“Prince said, ‘Don’t throw any eggs while my band is playing.’ But naturally, we bought some eggs, which we threw at Prince and his band, and Prince was absolutely livid. The food fight continued at the hotel where we were staying. 

“After the food fight was over, Prince stuck me with a cleaning bill of $5,000.” 

Day said that Prince could be unreasonable. 

“I was offered $75,000 to produce a song with Evelyn ‘Champagne’ King, but Prince said ‘No,’” Day recalled. At one point, Prince became a Jehovah’s Witness and gave Day an ultimatum to join the Jehovah’s Witnesses or say goodbye to their working relationship. 

In 1984, Prince announced that the band was going to shoot a movie titled “Purple Rain.” 

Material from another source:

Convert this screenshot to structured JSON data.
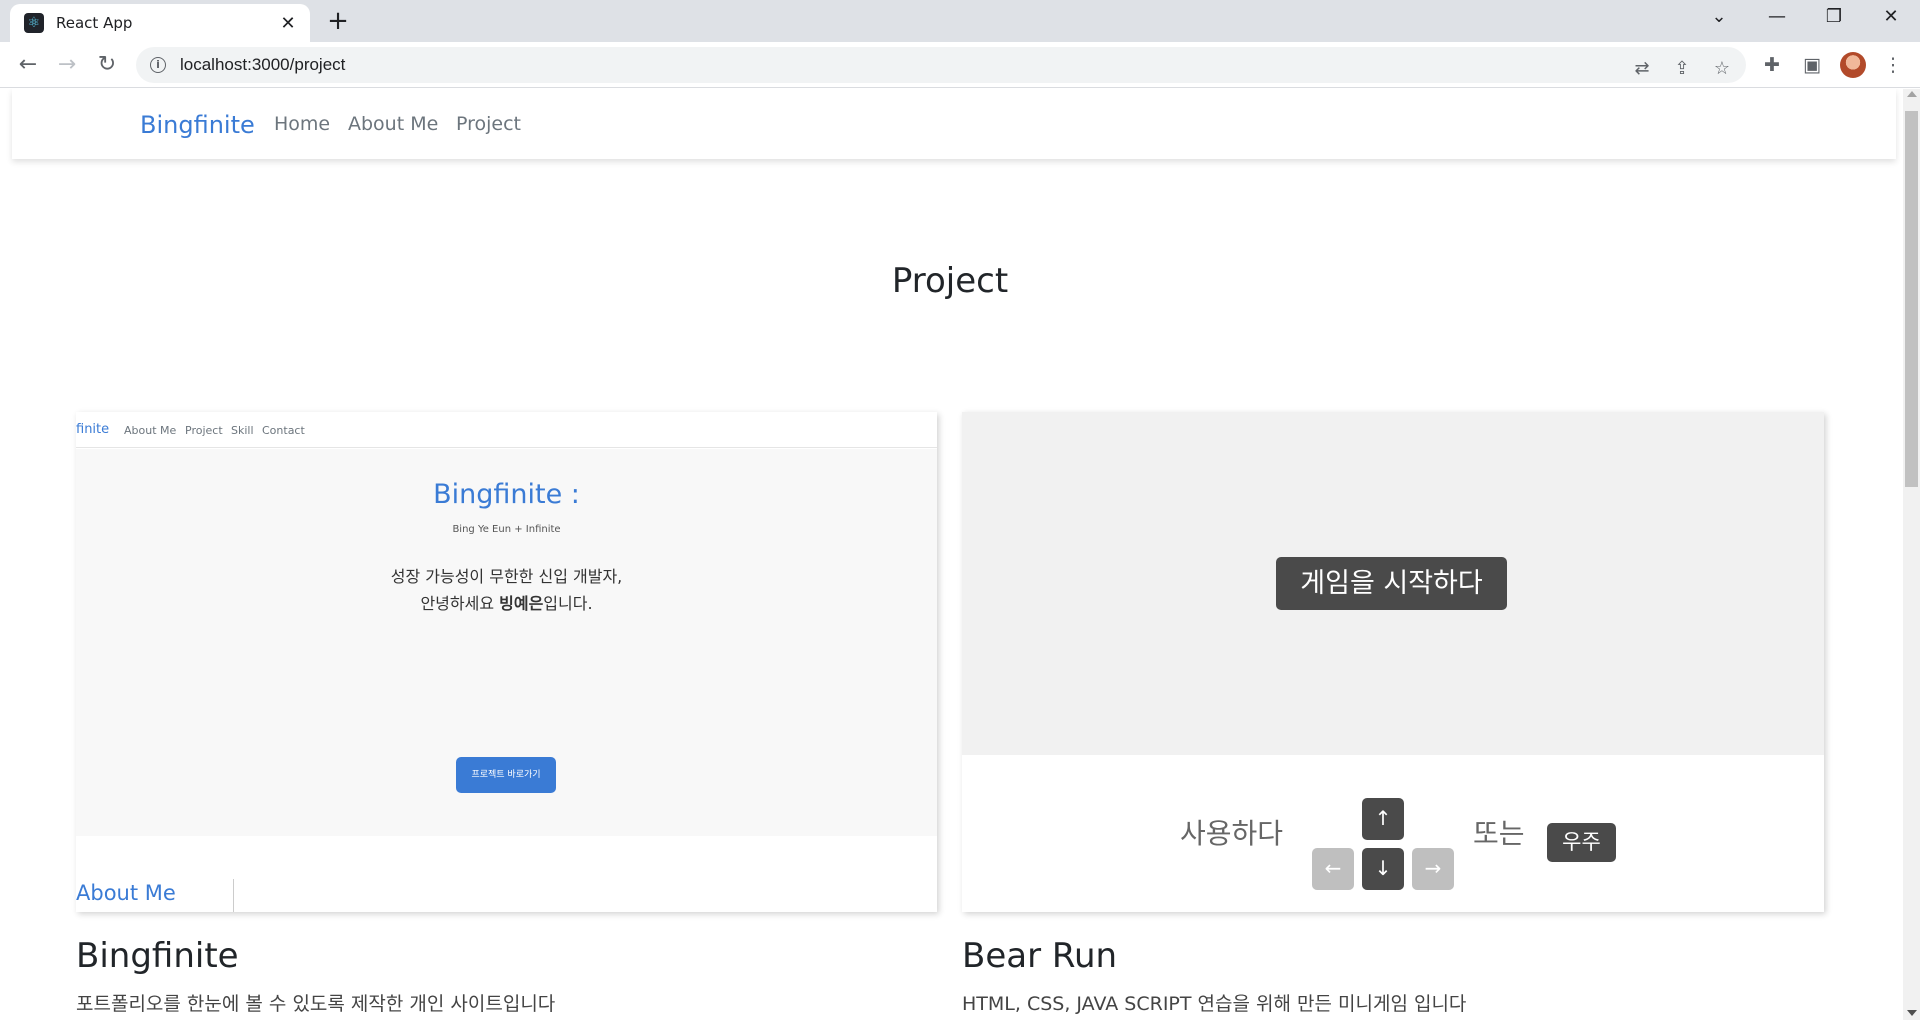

“He said we all had to take acting and dancing lessons,” Day said, adding that Prince wanted him to play his musical rival in the movie. 

“I was terrible in school, so I didn’t like classes,” Day recalled. “I was the jokester in the acting class. Finally the acting teacher turned to me and said, ‘Don’t come here anymore.’” 

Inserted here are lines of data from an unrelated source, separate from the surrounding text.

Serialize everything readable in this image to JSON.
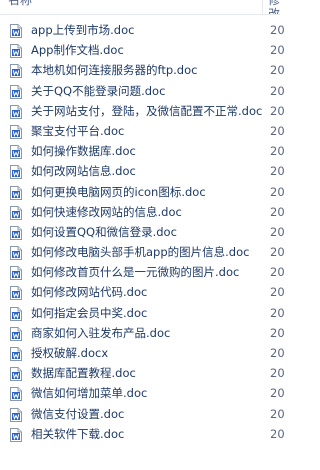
{
  "header": {
    "name_label": "名称",
    "date_label": "修改日期"
  },
  "files": [
    {
      "name": "app上传到市场.doc",
      "date": "20",
      "icon": "word-doc-icon"
    },
    {
      "name": "App制作文档.doc",
      "date": "20",
      "icon": "word-doc-icon"
    },
    {
      "name": "本地机如何连接服务器的ftp.doc",
      "date": "20",
      "icon": "word-doc-icon"
    },
    {
      "name": "关于QQ不能登录问题.doc",
      "date": "20",
      "icon": "word-doc-icon"
    },
    {
      "name": "关于网站支付，登陆，及微信配置不正常.doc",
      "date": "20",
      "icon": "word-doc-icon"
    },
    {
      "name": "聚宝支付平台.doc",
      "date": "20",
      "icon": "word-doc-icon"
    },
    {
      "name": "如何操作数据库.doc",
      "date": "20",
      "icon": "word-doc-icon"
    },
    {
      "name": "如何改网站信息.doc",
      "date": "20",
      "icon": "word-doc-icon"
    },
    {
      "name": "如何更换电脑网页的icon图标.doc",
      "date": "20",
      "icon": "word-doc-icon"
    },
    {
      "name": "如何快速修改网站的信息.doc",
      "date": "20",
      "icon": "word-doc-icon"
    },
    {
      "name": "如何设置QQ和微信登录.doc",
      "date": "20",
      "icon": "word-doc-icon"
    },
    {
      "name": "如何修改电脑头部手机app的图片信息.doc",
      "date": "20",
      "icon": "word-doc-icon"
    },
    {
      "name": "如何修改首页什么是一元微购的图片.doc",
      "date": "20",
      "icon": "word-doc-icon"
    },
    {
      "name": "如何修改网站代码.doc",
      "date": "20",
      "icon": "word-doc-icon"
    },
    {
      "name": "如何指定会员中奖.doc",
      "date": "20",
      "icon": "word-doc-icon"
    },
    {
      "name": "商家如何入驻发布产品.doc",
      "date": "20",
      "icon": "word-doc-icon"
    },
    {
      "name": "授权破解.docx",
      "date": "20",
      "icon": "word-docx-icon"
    },
    {
      "name": "数据库配置教程.doc",
      "date": "20",
      "icon": "word-doc-icon"
    },
    {
      "name": "微信如何增加菜单.doc",
      "date": "20",
      "icon": "word-doc-icon"
    },
    {
      "name": "微信支付设置.doc",
      "date": "20",
      "icon": "word-doc-icon"
    },
    {
      "name": "相关软件下载.doc",
      "date": "20",
      "icon": "word-doc-icon"
    }
  ],
  "colors": {
    "text": "#1e3a66",
    "icon_blue": "#2b63c6",
    "icon_border": "#8a98ad"
  }
}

Despite being kicked out of class, Day emerged as one of the breakout stars of “Purple Rain.” His on stage charisma was undeniable. Day’s persona as the eternal playboy sporting glamorous smoking jackets who danced in shiny two-toned alligator shoes was magic. 

A highlight of his show is when his sidekick Jerome Benton fetches him a mirror so that Day can properly preen himself, which always elicits a chuckle from the audience. 

“I’ve never seen ‘Purple Rain’ all the way through,” Day admitted. “I didn’t like the sound of my voice.” With the Time reaching success, the foibles and temptations of fame sent Day into a downward spiral. “You were incredibly transparent about your womanizing and drug use,” Goldstein pointed out. “But you found sobriety and you got your life back on track.” 

“That’s my life,” said Day, shrugging. “I just couldn’t talk about the highlights, I had to reveal the low lights, too.” 

Day recalls that Prince was totally obsessed with music. “He would say, ‘Morris, come over. We’re going to jam tonight.’ But that was every night,” Day said. At the time, Day had just purchased a quiet home in the suburbs. 

“Sometimes I just wanted to chill,” he said. 

Prince, who won three Grammys, went on to win an Oscar for Best Original Sound Score for “Purple Rain.” The soundtrack sold 25 million copies worldwide and the soundtrack spent 24 weeks on the Billboard charts. 

Prince sold more than 130 million records worldwide and was inducted into the Rock and Roll Hall of Fame. 

“There were times when I wanted to put my hands around Prince’s neck and choke him,” Day said. “But Prince was one of the people that I both loved and hated in my life.”

By Shirley Hawkins 

Contributing Writer